Faces of Open Courts and the Civil Right to Counsel
Steven D. Schwinn
John Marshall Law School (Chicago)
University of Baltimore Law Review, Vol. 37, No. 1, p. 21, Fall 2007
The courts are often the last guardian of the most vital needs of the poor. Thus the poor rely upon the courts to protect basic human needs like shelter, sustenance, personal safety, and child custody with fair process and equal treatment.
But the poor all too often lack legal counsel to help press and defend these interests. And without an equal voice in the courts, the poor are often overmatched, and their rights are frequently trampled. This is most alarming in those state-initiated proceedings designed to deprive the poor of their fundamental rights, like state-initiated cases to terminate parental rights.
In order to secure an equal voice for the poor in these cases, advocates have used test cases and impact litigation to try to establish a civil right to counsel, or a Civil Gideon. This effort, however, faces an enduring and formidable roadblock in the 1981 United States Supreme Court case Lassiter v. Department of Social Services, which held that the poor had no categorical constitutional right to counsel under Fourteenth Amendment due process. In the wake of Lassiter, advocates seek to secure a Civil Gideon right either by pushing the bounds of Lassiter, or by securing the right via some other constitutional vehicle.

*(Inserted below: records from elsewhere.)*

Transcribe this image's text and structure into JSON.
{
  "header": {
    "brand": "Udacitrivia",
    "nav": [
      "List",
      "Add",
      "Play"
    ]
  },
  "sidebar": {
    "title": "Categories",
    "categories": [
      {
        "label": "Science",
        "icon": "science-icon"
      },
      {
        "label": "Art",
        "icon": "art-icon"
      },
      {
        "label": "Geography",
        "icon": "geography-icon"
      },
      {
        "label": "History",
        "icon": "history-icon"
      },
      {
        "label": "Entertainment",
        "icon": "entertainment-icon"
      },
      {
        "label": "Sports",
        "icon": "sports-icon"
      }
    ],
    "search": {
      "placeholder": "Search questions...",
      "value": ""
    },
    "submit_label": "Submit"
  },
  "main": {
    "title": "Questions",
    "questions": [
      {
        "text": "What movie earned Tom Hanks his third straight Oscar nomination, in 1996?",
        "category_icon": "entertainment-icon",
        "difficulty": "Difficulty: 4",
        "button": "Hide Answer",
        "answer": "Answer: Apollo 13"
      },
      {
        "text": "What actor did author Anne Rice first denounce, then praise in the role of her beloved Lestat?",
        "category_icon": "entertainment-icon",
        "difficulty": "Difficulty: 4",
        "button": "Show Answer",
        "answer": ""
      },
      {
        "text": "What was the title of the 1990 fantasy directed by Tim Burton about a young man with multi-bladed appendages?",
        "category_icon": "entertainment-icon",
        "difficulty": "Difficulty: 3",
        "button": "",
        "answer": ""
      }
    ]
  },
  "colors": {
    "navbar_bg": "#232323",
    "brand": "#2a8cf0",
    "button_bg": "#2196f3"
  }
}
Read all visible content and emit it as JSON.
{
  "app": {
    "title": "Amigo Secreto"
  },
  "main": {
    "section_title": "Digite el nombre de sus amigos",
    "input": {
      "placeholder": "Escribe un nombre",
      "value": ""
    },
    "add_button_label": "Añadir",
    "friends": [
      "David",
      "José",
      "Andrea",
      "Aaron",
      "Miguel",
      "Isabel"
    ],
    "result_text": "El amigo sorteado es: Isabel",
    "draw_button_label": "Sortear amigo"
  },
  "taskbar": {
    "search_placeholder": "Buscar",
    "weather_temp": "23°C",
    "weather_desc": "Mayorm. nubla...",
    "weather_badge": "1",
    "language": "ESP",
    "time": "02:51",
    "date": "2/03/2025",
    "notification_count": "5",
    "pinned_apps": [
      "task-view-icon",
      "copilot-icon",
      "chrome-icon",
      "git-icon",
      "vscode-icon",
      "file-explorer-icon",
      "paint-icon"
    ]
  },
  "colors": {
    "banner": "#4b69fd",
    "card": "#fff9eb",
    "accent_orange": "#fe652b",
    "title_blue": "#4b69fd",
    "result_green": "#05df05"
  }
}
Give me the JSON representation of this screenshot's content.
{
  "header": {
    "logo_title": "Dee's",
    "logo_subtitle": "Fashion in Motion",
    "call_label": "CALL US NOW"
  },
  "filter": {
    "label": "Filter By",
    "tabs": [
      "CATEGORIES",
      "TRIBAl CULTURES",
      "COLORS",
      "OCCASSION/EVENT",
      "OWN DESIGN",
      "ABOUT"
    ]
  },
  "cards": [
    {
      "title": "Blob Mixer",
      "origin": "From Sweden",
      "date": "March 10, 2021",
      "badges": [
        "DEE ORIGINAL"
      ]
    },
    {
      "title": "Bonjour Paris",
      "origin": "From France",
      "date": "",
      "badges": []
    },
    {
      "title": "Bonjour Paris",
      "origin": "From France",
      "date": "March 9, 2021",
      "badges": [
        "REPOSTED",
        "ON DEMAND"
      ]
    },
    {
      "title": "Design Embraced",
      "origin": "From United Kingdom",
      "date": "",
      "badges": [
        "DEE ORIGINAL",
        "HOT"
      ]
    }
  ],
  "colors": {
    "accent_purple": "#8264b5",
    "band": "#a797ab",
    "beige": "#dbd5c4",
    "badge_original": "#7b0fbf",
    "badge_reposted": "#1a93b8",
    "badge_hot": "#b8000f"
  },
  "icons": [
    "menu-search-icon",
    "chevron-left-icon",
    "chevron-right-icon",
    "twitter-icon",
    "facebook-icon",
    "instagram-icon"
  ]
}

This paper explores a potentially powerful but underutilized strategy that falls into the latter camp: Civil Gideon via state constitutional "open courts" clauses. These clauses, drawn directly from Magna Carta, require that state courts remain "open" and that justice remain "free," "full," and "speedy." They have provided fodder for litigants in a wide range of challenges to access barriers, from tort-reform damage caps to fee-shifting statutes.
Although open courts doctrine is notoriously confused, this paper argues that clear patterns emerge in the open courts jurisprudence when viewed through the lens of Civil Gideon. These patterns - along with the plain language and purpose of open courts provisions - suggest that state constitutional open courts provisions could provide an attractive option for Civil Gideon instigators and sound support for a civil right to counsel.
Number of Pages in PDF File: 38
Keywords: access, courts, justice, counsel, Lassiter, Gideon
JEL Classification: I3, I39
Date posted: March 19, 2008